Entries from a dataset of interfaces:
########################################

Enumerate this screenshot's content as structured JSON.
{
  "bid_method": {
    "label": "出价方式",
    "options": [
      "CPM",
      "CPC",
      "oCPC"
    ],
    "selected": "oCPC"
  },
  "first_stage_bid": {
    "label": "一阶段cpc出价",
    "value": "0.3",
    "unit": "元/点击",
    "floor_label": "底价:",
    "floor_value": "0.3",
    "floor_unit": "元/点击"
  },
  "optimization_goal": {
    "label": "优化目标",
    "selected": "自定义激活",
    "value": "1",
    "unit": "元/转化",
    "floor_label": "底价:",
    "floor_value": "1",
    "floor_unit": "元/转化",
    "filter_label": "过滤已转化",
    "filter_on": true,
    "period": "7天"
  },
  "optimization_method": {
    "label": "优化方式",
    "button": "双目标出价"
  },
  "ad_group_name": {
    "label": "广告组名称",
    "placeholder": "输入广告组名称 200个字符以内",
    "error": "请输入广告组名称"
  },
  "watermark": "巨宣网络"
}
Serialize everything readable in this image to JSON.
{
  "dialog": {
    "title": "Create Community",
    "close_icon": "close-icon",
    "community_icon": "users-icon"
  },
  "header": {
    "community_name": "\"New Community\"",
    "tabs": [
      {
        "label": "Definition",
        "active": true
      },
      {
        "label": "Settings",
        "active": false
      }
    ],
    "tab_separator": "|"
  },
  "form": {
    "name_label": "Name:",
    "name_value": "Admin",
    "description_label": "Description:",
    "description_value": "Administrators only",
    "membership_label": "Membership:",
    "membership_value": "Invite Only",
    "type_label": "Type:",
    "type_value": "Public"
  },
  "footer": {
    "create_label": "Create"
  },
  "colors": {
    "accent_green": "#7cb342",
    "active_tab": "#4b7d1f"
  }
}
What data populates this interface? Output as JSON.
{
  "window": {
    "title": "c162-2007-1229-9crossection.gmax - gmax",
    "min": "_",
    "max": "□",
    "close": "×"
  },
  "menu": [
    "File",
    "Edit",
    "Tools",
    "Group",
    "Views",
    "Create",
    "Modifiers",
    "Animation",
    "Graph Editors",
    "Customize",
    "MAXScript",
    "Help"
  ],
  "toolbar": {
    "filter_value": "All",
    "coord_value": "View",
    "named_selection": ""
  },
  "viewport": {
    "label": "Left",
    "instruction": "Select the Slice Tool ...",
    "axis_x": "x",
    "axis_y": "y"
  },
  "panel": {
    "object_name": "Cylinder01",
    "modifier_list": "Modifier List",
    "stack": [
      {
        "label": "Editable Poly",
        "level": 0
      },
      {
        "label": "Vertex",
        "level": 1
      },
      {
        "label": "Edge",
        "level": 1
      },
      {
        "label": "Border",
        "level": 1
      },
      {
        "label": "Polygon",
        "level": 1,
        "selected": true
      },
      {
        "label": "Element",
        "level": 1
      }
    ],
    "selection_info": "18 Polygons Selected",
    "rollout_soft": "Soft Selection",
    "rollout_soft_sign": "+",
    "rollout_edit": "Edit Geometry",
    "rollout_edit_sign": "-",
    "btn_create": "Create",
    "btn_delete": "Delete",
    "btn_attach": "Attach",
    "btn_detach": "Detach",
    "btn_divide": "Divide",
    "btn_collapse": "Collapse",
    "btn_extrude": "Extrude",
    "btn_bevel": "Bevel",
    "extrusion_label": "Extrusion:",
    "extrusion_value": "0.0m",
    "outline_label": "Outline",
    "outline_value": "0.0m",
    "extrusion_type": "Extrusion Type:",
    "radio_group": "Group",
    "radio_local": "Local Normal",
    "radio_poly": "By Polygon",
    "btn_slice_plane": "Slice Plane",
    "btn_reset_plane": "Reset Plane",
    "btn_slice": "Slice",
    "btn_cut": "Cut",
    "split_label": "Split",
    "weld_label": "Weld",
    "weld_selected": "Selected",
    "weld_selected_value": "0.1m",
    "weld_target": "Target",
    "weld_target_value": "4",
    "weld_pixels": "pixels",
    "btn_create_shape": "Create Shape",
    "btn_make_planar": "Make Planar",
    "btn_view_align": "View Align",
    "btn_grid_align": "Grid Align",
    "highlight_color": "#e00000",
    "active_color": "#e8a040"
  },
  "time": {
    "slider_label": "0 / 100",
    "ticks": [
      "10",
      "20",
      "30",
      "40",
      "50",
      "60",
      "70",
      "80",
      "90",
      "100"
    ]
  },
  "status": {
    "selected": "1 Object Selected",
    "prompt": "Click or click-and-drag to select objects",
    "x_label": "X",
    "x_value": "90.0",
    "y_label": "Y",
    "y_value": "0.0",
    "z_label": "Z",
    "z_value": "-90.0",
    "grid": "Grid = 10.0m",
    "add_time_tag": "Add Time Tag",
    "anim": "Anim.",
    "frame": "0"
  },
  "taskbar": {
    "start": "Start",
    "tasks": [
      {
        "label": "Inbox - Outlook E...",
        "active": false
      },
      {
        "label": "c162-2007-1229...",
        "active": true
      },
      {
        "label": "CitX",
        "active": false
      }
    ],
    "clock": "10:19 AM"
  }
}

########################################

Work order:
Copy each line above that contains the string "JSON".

Written solution:
Enumerate this screenshot's content as structured JSON.
Serialize everything readable in this image to JSON.
What data populates this interface? Output as JSON.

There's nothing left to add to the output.